Second, as a health care professional and Frontline workers in acute settings often feel perplexed and poorly equipped in caring for dying and patients and families, more consulting services should be developed to extend palliative care services to different ward settings, primary health care institutions, and private clinics. Day-care services which offers opportunities for patients and families to engage in social activities and support groups, receive respite care and other interventions to better cope with death and dying should be expanded beyond the current setup of hospital-attached service units but community-based independent service units. Moreover, self-help groups and volunteering organizations should be provided with greater patronage, educative and pragmatic, to assist in the delivery of supportive care within the community.
Third, the provision of palliative care for elders within the next decade will also need to be substantially different given the rapid demographic change. The notion that long-term care facilities and nursing homes will become the hospice of the future caring for older people with multiple chronic conditions with a long trajectory to death is fast becoming a reality. In long-term-care settings, the achievement of quality palliative care will require attention to all levels of the health and social care system, in both its formal and informal manifestations. The traditional palliative care, including its skills, values and management structure which were developed mainly for cancer patients may well exclude some critical aspects of the care required for older people with different illnesses and life circumstances. Thus, the transferability of current practices and philosophies of palliation to the care of older people must be guided by root cause analysis of their specific palliative care needs, rather than a simple transmission of skill set from one population to another.
Population ageing concerns not only Hong Kong, but the entire world. The sustainability of long-term care and end-of-life care for older people, and all people in general, rests upon health care policies and practices that are rid of the pragmatic piecemeal approach, and committed to the promotion of healthy living and healthy ageing with that of appropriate palliative care.
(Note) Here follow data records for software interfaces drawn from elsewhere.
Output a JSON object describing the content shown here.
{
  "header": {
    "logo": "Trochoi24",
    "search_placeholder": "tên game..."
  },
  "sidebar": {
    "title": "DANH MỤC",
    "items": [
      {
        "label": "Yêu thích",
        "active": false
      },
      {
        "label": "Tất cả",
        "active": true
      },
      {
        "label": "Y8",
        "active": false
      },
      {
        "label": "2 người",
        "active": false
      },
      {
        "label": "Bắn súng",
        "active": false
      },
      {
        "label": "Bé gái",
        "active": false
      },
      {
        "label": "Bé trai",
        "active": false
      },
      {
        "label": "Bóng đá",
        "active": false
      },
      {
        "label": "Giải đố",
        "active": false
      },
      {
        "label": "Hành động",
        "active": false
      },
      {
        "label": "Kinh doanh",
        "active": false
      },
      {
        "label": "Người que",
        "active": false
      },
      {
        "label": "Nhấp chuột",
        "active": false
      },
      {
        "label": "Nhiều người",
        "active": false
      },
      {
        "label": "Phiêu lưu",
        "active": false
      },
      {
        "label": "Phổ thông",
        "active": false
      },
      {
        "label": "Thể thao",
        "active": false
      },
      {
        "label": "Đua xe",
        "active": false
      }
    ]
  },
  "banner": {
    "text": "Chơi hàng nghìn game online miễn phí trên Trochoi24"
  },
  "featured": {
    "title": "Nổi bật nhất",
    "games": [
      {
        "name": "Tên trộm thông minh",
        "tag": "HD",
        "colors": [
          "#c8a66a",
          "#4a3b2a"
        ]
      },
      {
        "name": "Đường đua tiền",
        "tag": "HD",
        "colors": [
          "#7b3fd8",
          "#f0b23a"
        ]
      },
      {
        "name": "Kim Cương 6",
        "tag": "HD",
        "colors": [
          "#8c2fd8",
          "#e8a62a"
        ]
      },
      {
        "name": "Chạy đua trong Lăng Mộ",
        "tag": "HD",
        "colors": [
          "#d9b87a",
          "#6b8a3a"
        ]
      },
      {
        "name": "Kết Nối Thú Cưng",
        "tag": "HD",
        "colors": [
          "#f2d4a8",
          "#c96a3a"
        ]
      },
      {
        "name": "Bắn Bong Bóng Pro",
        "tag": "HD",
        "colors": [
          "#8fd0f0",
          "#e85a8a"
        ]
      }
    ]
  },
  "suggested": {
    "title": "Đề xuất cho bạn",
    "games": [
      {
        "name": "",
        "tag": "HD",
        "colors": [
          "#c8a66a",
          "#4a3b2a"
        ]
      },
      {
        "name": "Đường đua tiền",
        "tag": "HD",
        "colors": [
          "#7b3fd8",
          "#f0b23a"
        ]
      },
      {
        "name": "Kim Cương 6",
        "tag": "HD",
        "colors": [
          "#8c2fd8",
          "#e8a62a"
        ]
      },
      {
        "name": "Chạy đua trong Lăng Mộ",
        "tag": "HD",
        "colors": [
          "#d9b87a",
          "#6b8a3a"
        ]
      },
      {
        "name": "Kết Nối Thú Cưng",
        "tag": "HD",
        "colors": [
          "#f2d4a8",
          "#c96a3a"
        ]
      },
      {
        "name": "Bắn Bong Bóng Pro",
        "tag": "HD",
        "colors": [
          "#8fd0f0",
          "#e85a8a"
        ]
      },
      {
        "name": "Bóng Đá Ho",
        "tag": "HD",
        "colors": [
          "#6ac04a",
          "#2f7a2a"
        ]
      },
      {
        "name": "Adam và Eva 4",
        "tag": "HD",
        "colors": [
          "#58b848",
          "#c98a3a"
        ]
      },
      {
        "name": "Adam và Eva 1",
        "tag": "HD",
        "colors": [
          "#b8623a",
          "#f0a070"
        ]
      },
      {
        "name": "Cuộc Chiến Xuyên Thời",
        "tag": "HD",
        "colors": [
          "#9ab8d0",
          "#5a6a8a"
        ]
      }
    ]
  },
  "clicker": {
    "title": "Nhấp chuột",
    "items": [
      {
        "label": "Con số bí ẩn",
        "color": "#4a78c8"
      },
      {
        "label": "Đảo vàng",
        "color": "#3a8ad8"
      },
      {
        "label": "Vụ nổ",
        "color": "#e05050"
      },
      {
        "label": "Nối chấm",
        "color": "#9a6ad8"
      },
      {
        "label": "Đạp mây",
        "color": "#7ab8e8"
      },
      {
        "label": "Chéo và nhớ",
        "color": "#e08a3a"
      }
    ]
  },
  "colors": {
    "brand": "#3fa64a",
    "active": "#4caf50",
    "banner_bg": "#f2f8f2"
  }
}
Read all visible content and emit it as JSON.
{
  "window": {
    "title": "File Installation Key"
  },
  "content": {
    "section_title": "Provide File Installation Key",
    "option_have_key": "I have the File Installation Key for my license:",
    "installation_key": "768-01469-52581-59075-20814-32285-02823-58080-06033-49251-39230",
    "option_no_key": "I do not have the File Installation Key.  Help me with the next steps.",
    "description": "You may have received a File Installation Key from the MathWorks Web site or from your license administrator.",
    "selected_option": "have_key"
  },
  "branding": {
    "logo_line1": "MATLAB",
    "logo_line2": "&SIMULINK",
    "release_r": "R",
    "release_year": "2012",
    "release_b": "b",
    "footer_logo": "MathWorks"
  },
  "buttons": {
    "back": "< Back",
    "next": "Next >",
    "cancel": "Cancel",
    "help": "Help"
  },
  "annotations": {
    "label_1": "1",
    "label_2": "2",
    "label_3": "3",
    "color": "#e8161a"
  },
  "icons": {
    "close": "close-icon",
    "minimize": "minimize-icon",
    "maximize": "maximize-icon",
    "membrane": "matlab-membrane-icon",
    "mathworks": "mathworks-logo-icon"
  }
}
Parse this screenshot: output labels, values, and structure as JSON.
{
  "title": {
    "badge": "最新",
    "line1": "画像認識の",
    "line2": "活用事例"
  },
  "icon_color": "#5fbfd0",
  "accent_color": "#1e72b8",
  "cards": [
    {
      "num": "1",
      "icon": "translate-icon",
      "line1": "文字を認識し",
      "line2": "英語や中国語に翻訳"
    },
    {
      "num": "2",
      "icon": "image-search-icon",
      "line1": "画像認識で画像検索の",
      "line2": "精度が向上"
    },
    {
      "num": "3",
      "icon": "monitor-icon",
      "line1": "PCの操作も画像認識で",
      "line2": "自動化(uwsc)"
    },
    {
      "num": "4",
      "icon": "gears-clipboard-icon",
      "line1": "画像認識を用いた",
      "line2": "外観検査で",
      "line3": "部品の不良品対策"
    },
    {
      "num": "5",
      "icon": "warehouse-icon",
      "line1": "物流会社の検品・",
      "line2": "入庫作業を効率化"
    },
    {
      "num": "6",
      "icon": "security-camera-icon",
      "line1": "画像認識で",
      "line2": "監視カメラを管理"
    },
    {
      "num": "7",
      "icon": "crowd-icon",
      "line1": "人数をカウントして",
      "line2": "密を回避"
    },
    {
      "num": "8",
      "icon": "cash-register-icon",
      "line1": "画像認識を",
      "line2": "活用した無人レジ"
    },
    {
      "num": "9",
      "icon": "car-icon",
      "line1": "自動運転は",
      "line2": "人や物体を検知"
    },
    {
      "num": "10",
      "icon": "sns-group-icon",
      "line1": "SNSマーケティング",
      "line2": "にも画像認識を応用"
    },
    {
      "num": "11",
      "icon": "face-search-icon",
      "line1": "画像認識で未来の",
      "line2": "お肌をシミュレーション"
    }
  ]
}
Moreover, meeting the needs of the dying and the bereaved is a basic human right, and the goal to help them maintain and achieve dignity must be in the forefront of all long-term-care and end-of-life care services. In essence, the success of care for those facing mortality and their families no longer rests on a small group of specialists or even the medical profession alone, but the concerted efforts and vested interest in living and dying with dignity of every individuals, groups, communities and government bodies of our global society.
Andy H.Y. HO is a writer and assistant professor at the University of HK, based in Hong Kong.